In this paper, we consider a jump-diffusion risk process compounded by a geometric Brownian motion with dependence between claim sizes and claim intervals. We derive the integro-differential equations for the Gerber-Shiu functions and the ultimate ruin probability by using the martingale measure. Further studies are needed for the numerical solution of Equations (9), (10), (14) and (15). The results derived in this paper can be generalized to similar dependence ruin models.
This research was supported by the National Natural Science Foundation of China (No. 11601036), the Natural Science Foundation of Shandong (No. ZR2014GQ005) and the Natural Science Foundation of Binzhou University (No. 2016Y14).
 Dufresne, F. and Gerber, H.U. (1991) Risk Theory for the Compound Poisson Process That Is Perturbed by Diffusion. Insurance: Mathematics and Economics, 10, 51-59.
 Gerber, H.U. and Landry, B. (1998) On the Discounted Penalty at Ruin in a Jump-Diffusion and the Perpetual Put Option. Insurance: Mathematics and Economics, 22, 263-276.
 Tsai, C.C.L. and Willmot, G.E. (2002) A Generalized Defective Renewal Equation for the Surplus Process Perturbed by Diffusion. Insurance: Mathematics and Economics, 30, 51-66.
 Tsai, C.C.L. and Willmot, G.E. (2002) On the Moments of the Surplus Process Perturbed by Diffusion.

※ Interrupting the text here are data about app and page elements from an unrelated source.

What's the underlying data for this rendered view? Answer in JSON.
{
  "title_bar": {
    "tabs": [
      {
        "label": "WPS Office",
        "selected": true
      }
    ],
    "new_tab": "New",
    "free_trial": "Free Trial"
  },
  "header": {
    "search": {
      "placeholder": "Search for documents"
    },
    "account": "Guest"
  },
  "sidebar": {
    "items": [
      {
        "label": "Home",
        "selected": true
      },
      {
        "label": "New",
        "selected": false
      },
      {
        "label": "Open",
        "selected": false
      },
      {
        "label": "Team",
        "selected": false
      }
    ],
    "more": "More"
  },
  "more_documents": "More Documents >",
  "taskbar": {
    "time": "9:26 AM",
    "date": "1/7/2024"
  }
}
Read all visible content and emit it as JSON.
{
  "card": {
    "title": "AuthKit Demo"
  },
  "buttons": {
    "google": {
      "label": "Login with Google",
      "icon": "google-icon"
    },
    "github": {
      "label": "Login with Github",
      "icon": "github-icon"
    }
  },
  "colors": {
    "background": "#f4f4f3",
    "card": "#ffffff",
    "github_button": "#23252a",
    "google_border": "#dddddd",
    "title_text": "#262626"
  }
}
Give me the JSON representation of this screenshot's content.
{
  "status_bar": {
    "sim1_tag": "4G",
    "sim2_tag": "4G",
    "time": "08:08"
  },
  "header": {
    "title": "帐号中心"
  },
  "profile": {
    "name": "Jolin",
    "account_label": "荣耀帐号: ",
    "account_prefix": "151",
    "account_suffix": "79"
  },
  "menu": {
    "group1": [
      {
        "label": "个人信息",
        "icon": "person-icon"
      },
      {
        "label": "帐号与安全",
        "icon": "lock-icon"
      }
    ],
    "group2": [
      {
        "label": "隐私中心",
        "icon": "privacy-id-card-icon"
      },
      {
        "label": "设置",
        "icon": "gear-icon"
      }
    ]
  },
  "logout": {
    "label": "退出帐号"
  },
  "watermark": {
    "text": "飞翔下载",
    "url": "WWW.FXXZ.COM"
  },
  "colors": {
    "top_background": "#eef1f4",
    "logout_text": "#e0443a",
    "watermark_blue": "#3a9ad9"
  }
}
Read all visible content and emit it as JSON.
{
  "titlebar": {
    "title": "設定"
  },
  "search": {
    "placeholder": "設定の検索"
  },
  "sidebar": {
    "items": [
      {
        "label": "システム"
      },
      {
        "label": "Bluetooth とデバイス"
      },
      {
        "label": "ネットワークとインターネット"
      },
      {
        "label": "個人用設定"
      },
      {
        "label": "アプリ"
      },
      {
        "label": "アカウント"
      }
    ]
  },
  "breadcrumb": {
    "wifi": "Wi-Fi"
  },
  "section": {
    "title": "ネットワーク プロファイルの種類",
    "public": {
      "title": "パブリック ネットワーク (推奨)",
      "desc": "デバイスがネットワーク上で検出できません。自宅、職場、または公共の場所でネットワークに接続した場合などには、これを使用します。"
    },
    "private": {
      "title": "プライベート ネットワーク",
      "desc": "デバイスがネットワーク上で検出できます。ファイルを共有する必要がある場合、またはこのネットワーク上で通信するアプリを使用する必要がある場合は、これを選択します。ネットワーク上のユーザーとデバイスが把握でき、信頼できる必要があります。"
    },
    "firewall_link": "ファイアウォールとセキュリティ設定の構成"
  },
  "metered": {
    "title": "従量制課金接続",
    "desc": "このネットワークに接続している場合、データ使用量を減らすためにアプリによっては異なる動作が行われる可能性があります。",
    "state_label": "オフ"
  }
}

Insurance: Mathematics and Economics, 31, 327-350.
 Chiu, S.N. and Yin, C.C. (2003) The Time of Ruin, the Surplus Prior to Ruin and the Deficit at Ruin for the Classical Risk Process Perturbed by Diffusion. Insurance: Mathematics and Economics, 33, 59-66.
 Boudreault, M., Cossette, H., Landriault, D. and Marceau, E. (2006) On a Risk Model with Dependence between Interclaim Arrivals and Claim Sizes. Scandinavian Actuarial Journal, 5, 265-285.
 Li, J. (2012) Asymptotics in a Time-Dependent Renewal Risk Model with Stochastic Return. Journal of Mathematical Analysis and Applications, 387, 1009-1023.
 Yong, W. and Xiang, H. (2012) Differential Equations for Ruin Probability in a Special Risk Model with FGM Copula for the Claim Size and the Inter-Claim Time. Journal of Inequalities and Applications, 2012, 156.
 Fu, K.A. and Ng, C.Y.A. (2014) Asymptotics for the Ruin Probability of a Time-Dependent Renewal Risk Model with Geometric Lévy Process Investment Returns and Dominatedly-Varying-Tailed Claims. Insurance Mathematics & Economics, 56, 80-87.
 Zhang, J. and Xiao, Q. (2015 ) Optimal Investment of a Time-Dependent Renewal Risk Model with Stochastic Return. Journal of Inequalities and Applications, 2015,181.
 Cai, J. and Xu, C. (2005) On the Decomposition of the Ruin Probability for a Jump-Diffusion Surplus Process Compounded by a Geometric Brownian Motion. North American Actuarial Journal, 10, 120-132.